2019 Fiscal Year Annual Research Report
Investigating Visual Attention Deficits in Schizophrenia and Mood Disorder Patients
|Research Institution||Kyushu University |
上田 和夫 九州大学, 芸術工学研究院, 准教授 (80254316)
|Foreign Research Fellow
WOLF ALEXANDRA 九州大学, 芸術工学研究科(研究院), 外国人特別研究員
|Project Period (FY)
2019-10-11 – 2022-03-31
|Keywords||Eye-tracking / schizophrenia / mood disorder / psychosis / visual processing|
|Outline of Annual Research Achievements
Based on normal population studies, visual behavior is tightly linked to learning, associative memory, problem solving, judgment tasks concerning food products, and decision-making under uncertainty (Wolf et al., 2018; Wolf et al., 2019). Particularly viewing time (gaze duration) appears to be a very useful index of the extent of information processing. Importantly, in addition to healthy subjects, it is well known that many psychiatric patients have problems with decision-making which lead to severe psychosocial deficits (e.g., Spencer et al., 2017). Thus, it is crucial to investigate preference formation in clinical populations.
In the first 6 months of the JSPS Fellowship, we gathered scientific journals and manuscripts, which investigate the utility of eye movement abnormalities in identifying patients with schizophrenia from healthy controls. To gather more connections in the medical field Dr. Alexandra Wolf attended he 10th Takeda Science Foundation Symposium on Mental Illness (24-25. January, 2020), where variety of mechanistic hypotheses on mental illness and conceive methodologies to test them, were constructed together with world leading researchers.

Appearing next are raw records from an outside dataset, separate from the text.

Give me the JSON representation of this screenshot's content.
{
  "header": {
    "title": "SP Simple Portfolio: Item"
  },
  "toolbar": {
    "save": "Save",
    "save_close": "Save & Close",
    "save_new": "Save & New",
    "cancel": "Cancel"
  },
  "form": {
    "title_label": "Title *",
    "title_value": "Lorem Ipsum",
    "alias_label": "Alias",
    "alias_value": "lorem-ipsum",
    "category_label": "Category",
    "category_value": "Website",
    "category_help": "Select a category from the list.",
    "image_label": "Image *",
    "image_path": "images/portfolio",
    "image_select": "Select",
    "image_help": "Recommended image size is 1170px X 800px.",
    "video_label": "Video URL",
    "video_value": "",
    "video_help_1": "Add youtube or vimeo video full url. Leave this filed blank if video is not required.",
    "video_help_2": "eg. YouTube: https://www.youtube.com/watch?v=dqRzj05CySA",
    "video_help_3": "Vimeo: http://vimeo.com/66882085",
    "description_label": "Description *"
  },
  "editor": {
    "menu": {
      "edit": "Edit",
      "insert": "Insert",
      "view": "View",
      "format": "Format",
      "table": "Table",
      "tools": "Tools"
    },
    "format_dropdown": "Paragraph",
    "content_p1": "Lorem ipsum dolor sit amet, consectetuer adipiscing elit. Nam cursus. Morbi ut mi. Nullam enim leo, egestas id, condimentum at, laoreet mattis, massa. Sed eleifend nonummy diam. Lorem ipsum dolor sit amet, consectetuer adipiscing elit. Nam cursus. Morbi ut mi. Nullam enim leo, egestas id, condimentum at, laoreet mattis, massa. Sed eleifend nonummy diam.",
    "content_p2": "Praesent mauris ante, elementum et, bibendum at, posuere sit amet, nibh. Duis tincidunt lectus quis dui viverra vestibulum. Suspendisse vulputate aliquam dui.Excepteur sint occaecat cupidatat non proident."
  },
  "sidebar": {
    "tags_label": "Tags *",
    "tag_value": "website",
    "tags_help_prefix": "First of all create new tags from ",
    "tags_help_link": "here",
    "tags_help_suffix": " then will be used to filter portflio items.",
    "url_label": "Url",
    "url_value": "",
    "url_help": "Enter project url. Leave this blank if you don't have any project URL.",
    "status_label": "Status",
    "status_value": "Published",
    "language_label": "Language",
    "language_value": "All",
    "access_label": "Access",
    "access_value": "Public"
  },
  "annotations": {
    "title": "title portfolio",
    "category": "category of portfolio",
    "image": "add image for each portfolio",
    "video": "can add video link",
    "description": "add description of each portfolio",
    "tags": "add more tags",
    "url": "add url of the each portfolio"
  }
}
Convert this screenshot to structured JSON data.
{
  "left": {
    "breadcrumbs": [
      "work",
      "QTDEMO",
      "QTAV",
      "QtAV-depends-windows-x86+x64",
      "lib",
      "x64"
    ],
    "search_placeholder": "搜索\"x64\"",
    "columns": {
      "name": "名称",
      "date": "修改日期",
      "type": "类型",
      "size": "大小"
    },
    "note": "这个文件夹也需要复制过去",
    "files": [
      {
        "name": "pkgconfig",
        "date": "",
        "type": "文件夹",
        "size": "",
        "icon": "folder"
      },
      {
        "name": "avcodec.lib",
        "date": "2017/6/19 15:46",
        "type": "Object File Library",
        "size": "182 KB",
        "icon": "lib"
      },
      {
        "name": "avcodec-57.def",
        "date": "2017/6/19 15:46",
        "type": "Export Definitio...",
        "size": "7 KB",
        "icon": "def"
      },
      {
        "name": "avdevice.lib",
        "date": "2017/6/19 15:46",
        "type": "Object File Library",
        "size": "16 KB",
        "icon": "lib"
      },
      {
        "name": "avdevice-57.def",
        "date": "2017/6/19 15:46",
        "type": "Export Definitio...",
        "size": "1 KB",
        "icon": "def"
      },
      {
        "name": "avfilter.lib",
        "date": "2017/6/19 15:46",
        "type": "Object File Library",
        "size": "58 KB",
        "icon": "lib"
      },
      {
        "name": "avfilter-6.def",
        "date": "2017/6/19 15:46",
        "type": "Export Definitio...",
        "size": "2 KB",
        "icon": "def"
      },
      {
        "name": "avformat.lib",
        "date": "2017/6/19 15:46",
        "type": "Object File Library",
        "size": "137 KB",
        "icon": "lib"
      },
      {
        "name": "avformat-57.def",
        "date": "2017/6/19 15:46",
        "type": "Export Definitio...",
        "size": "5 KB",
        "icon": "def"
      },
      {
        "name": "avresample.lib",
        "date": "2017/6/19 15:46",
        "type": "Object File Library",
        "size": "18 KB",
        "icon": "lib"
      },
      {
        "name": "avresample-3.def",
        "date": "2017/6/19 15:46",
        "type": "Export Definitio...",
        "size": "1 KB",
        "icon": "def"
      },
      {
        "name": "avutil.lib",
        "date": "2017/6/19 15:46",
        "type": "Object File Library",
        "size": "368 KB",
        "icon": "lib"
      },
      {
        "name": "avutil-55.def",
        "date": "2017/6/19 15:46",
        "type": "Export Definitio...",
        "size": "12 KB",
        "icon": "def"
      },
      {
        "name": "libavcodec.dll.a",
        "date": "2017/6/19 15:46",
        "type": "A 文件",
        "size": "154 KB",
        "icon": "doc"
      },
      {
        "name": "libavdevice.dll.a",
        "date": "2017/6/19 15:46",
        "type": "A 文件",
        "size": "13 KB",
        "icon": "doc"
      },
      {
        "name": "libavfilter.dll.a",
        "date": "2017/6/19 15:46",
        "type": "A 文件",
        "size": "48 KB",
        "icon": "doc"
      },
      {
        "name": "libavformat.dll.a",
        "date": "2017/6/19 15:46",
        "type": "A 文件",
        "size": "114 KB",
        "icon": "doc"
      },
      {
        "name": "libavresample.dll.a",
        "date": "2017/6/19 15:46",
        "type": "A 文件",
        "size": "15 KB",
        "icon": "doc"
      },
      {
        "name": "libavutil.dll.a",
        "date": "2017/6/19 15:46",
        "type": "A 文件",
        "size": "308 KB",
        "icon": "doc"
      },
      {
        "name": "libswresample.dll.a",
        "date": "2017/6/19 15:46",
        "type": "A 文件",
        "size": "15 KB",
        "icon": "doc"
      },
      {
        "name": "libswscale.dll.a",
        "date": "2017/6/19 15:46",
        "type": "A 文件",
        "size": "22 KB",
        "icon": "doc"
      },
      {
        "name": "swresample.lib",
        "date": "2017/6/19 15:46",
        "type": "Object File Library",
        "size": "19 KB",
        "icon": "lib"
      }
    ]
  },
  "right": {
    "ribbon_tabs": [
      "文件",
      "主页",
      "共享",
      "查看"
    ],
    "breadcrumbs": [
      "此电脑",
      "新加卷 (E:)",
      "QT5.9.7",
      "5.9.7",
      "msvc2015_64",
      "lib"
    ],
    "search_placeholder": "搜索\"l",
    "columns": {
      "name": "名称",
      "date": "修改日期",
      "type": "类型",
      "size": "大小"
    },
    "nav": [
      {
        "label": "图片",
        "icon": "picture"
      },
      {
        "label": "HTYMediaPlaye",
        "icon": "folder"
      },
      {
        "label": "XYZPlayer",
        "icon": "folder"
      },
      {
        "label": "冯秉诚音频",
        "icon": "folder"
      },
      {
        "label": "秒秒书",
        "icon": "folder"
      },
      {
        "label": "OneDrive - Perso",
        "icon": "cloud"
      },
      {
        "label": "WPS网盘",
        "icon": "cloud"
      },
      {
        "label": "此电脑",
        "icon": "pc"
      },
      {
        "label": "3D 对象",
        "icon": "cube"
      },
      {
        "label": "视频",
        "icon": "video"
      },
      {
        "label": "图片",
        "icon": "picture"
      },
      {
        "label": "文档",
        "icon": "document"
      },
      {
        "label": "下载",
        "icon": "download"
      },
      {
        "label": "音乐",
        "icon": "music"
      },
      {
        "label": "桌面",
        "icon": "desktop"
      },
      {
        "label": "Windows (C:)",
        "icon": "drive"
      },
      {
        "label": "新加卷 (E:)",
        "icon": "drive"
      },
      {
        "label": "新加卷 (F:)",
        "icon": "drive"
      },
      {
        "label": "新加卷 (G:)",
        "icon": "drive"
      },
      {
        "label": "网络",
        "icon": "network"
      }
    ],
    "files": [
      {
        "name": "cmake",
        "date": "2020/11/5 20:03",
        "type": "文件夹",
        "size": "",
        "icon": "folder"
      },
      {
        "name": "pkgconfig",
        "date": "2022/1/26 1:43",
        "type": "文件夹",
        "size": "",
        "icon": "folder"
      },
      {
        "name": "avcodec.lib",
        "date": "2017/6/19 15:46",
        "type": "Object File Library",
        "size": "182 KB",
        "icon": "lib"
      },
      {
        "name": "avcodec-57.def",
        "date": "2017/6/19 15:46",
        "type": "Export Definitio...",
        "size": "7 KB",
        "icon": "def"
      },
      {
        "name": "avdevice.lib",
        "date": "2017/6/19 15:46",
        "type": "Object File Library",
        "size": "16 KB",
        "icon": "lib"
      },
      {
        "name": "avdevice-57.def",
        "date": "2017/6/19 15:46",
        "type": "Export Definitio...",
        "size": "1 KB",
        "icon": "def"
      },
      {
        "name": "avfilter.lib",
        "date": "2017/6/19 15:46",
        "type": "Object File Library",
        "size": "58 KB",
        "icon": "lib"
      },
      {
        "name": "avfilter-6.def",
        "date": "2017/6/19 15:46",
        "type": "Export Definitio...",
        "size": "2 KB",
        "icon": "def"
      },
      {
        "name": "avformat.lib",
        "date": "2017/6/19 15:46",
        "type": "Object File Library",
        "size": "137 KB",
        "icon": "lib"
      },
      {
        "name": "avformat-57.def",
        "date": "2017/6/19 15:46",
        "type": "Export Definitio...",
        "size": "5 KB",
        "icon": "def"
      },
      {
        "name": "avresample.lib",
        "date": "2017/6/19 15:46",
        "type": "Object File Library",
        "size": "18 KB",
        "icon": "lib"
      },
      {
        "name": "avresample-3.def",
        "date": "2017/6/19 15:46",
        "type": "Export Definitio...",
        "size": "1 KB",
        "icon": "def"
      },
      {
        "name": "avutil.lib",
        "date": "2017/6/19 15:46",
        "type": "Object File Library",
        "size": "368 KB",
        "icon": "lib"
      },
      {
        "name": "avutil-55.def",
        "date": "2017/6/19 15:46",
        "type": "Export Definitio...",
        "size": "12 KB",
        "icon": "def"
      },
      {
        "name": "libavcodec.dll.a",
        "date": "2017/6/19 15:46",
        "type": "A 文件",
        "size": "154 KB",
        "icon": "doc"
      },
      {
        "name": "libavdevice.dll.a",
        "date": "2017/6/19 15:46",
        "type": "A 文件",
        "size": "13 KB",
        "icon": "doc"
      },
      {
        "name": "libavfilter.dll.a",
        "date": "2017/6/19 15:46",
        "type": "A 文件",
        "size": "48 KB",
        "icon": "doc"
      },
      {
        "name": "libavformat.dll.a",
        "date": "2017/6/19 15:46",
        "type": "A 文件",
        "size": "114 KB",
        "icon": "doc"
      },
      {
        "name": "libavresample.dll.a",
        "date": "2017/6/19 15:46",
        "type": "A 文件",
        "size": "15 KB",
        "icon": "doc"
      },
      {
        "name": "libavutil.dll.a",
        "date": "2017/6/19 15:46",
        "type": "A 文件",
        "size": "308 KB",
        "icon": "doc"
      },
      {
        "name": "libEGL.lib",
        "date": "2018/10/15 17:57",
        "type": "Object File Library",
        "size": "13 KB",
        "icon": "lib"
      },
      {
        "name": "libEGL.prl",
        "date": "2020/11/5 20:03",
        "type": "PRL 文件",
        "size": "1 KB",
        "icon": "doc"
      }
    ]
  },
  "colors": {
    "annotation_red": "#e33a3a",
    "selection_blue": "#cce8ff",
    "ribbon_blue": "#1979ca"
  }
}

Importantly, our research topic passed the Maidashi Hospital Ethical Committee Validation. That enables us to collect data from clinical patients. The proposed experiment (Wolf et al., 2019) has been translated into a Matlab code and effectively connected with the eye-tracker (Eye Link 1000). After that pre-experimental trials have been successfully conducted.
|Current Status of Research Progress
Current Status of Research Progress
2: Research has progressed on the whole more than it was originally planned.
As we claimed, experiencing and consuming food is hedonic, whereas patients with psychosis and mood disorders often experience anhedonia (dysfunction in experiencing pleasure). Psychologically, general food reward mechanisms are mediated by either “liking” or volitional “wanting”. According to vast literature, both mechanisms are disrupted in psychosis. In our experimental paradigm, which has been successfully coded (Matlab) and connected with Eye Link 1000, we will investigate evaluative responses toward food images under those two different mechanisms (liking and wanting). The data collection from clinical participants will start from April 2020.
|Strategy for Future Research Activity
The results of all preference formation experiments will be compared with results of preliminary experiments on the healthy population group (see: Wolf et al., 2018; Wolf et al., 2019). Such comparison will help to characterize the experience of pleasure/disgust and the phenomenology of anhedonia in patients with schizophrenia. Finally, we will address our findings to open access journals in experimental psychology (ex. Frontiers in Psychology, Frontiers in Neuroscience).
Research Products (1 results)